By Devon Wendell
This has indeed been a sad week in the world of music with the loss of two giants in the world of r&b, blues, jazz, gospel, and rock ‘n’ roll.
The first, Johnny Otis, r & b pioneer, bandleader, talent scout, drummer, and composer, whose imagination would help transform hit-sculpted r&b into rock ‘n’ roll. Otis passed away at his home in Los Angeles this last Tuesday, January 17th, 2012. Otis was 90.
Otis, the son of two Greek immigrants, was born in Vallejo, California on December 28th, 1921. From an early age he knew how to incorporate everything that was going on around him and turn it into a cohesive package that everyone could understand. This is evident on his 1958 hit “Willie And The Hand Jive,” in which we hear jump blues, soul, jazz, all in a way that was funky, familiar, and new.
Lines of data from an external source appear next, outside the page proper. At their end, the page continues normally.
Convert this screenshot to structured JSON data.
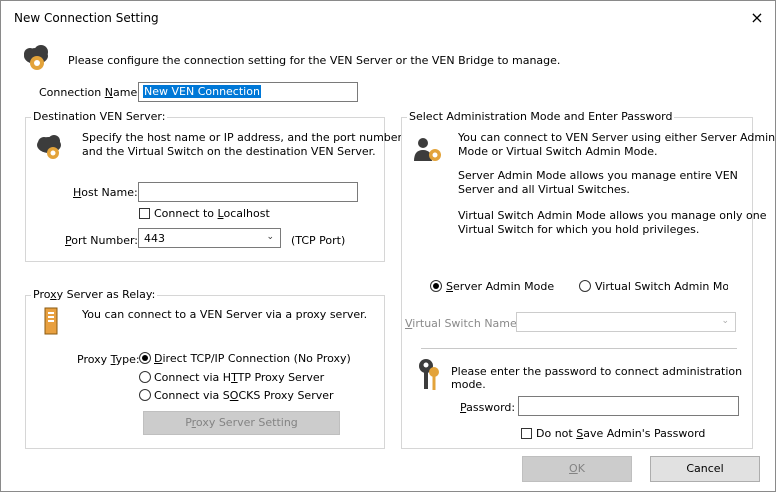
{
  "window": {
    "title": "New Connection Setting",
    "close_glyph": "×"
  },
  "intro": {
    "text": "Please configure the connection setting for the VEN Server or the VEN Bridge to manage."
  },
  "connection_name": {
    "label_pre": "Connection ",
    "label_acc": "N",
    "label_post": "ame:",
    "value": "New VEN Connection"
  },
  "destination": {
    "legend": "Destination VEN Server:",
    "desc_line1": "Specify the host name or IP address, and the port number",
    "desc_line2": "and the Virtual Switch on the destination VEN Server.",
    "host_label_acc": "H",
    "host_label_post": "ost Name:",
    "host_value": "",
    "localhost_pre": "Connect to ",
    "localhost_acc": "L",
    "localhost_post": "ocalhost",
    "port_label_acc": "P",
    "port_label_post": "ort Number:",
    "port_value": "443",
    "port_unit": "(TCP Port)"
  },
  "proxy": {
    "legend_pre": "Pro",
    "legend_acc": "x",
    "legend_post": "y Server as Relay:",
    "desc": "You can connect to a VEN Server via a proxy server.",
    "type_label_pre": "Proxy ",
    "type_label_acc": "T",
    "type_label_post": "ype:",
    "opt1_acc": "D",
    "opt1_post": "irect TCP/IP Connection (No Proxy)",
    "opt2_pre": "Connect via H",
    "opt2_acc": "T",
    "opt2_post": "TP Proxy Server",
    "opt3_pre": "Connect via S",
    "opt3_acc": "O",
    "opt3_post": "CKS Proxy Server",
    "setting_button_pre": "P",
    "setting_button_acc": "r",
    "setting_button_post": "oxy Server Setting"
  },
  "admin": {
    "legend": "Select Administration Mode and Enter Password",
    "desc1_line1": "You can connect to VEN Server using either Server Admin",
    "desc1_line2": "Mode or Virtual Switch Admin Mode.",
    "desc2_line1": "Server Admin Mode allows you manage entire VEN",
    "desc2_line2": "Server and all Virtual Switches.",
    "desc3_line1": "Virtual Switch Admin Mode allows you manage only one",
    "desc3_line2": "Virtual Switch for which you hold privileges.",
    "mode_server_acc": "S",
    "mode_server_post": "erver Admin Mode",
    "mode_vs": "Virtual Switch Admin Mode",
    "vs_name_acc": "V",
    "vs_name_post": "irtual Switch Name:",
    "vs_name_value": "",
    "pw_line1": "Please enter the password to connect administration",
    "pw_line2": "mode.",
    "pw_label_acc": "P",
    "pw_label_post": "assword:",
    "pw_value": "",
    "no_save_pre": "Do not ",
    "no_save_acc": "S",
    "no_save_post": "ave Admin's Password"
  },
  "buttons": {
    "ok_acc": "O",
    "ok_post": "K",
    "cancel": "Cancel"
  }
}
Among Otis’s discoveries were Jackie Wilson, Johnny Ace, Little Richard, Hank Ballard, and Esther Philips. Otis felt that the most prolific changes in music were happening in the African American communities, which he spoke of openly.
It was evident that Otis had his pulse on the future. He knew what young people wanted before they did. A prime example of that was a tune he penned in 1946 called “Harlem Nocturne,” that was later recorded and made a hit by The Viscounts in 1960 as rock music was blooming.
The Bo Diddley beat was honed and crafted by Otis’s producing skills as he wrote many variations of Diddley’s break out hit in 1955, “Bo Diddley.”
More evidence of the fact Otis had a golden ear was apparent in his most powerfully soulful discovery, Etta James, who passed away Friday, Jan. 20, 2012 — music’s second great loss this week. She was 73 years young and died of complications of leukemia.
If B.B. King is the reigning King Of The Blues, there’s no doubt that Etta was the music’s queen. James was born Jamesetta Hawkins in Los Angeles on January 25th, 1938.
It was Johnny Otis who wrote James’s first hit, “The Wallflower,” aka “Roll With Me Henry,” in 1955. This tunes exemplified James’s feminine power as it was written as a punchback, female response to Otis’s overtly misogynist hit “Work With Me Annie” for Hank Ballard.
Etta came out swinging and wasn’t going to take any prisoners on her journey.
She could take a song that may have sounded like a saccharine ballad — like Glenn Miller’s “At Last” — and inject it with rawness, sensuality, and vulnerability rarely heard on records when she made it a hit in 1961.
James became a part of Chess records, a roster that was dominated by such figures of blues male machismo as Muddy Waters, Howlin’ Wolf, Little Walter, Buddy Guy, and Chuck Berry. Her dark, sassy voice and bad assed attitude on classics “I’d Rather Go Blind,” “Tell Mama,” and “All I Could Do Was Cry” were powerful enough to give Muddy and Wolf a few left hooks that they felt hard.
James could take anything from pop, soul, blues, jazz, and rock, and make it her own.
Her renditions of Muddy Waters’ “I Just Want To Make Love To You,” The Rolling Stones’ “Miss You,” and even a take of Guns n’ Roses’ “Welcome To The Jungle,” from her last album ever – The Dreamer — were independent forces of nature on their own.
Every nuance reflected her struggles and pain. Only Etta could do that. She took us there, long before any biographies were written. One note and we knew but loved her all the more.
James won four Grammy awards and a lifetime achievement award in 2003 but her music was above all of that pomp and circumstance.
With Johnny Otis and Etta James passing in the same week, we not only reflect on their amazing legacies but we truly feel the huge gap in the musical world today.
These two giants are irreplaceable.
Etta James photo by Tony Gieske.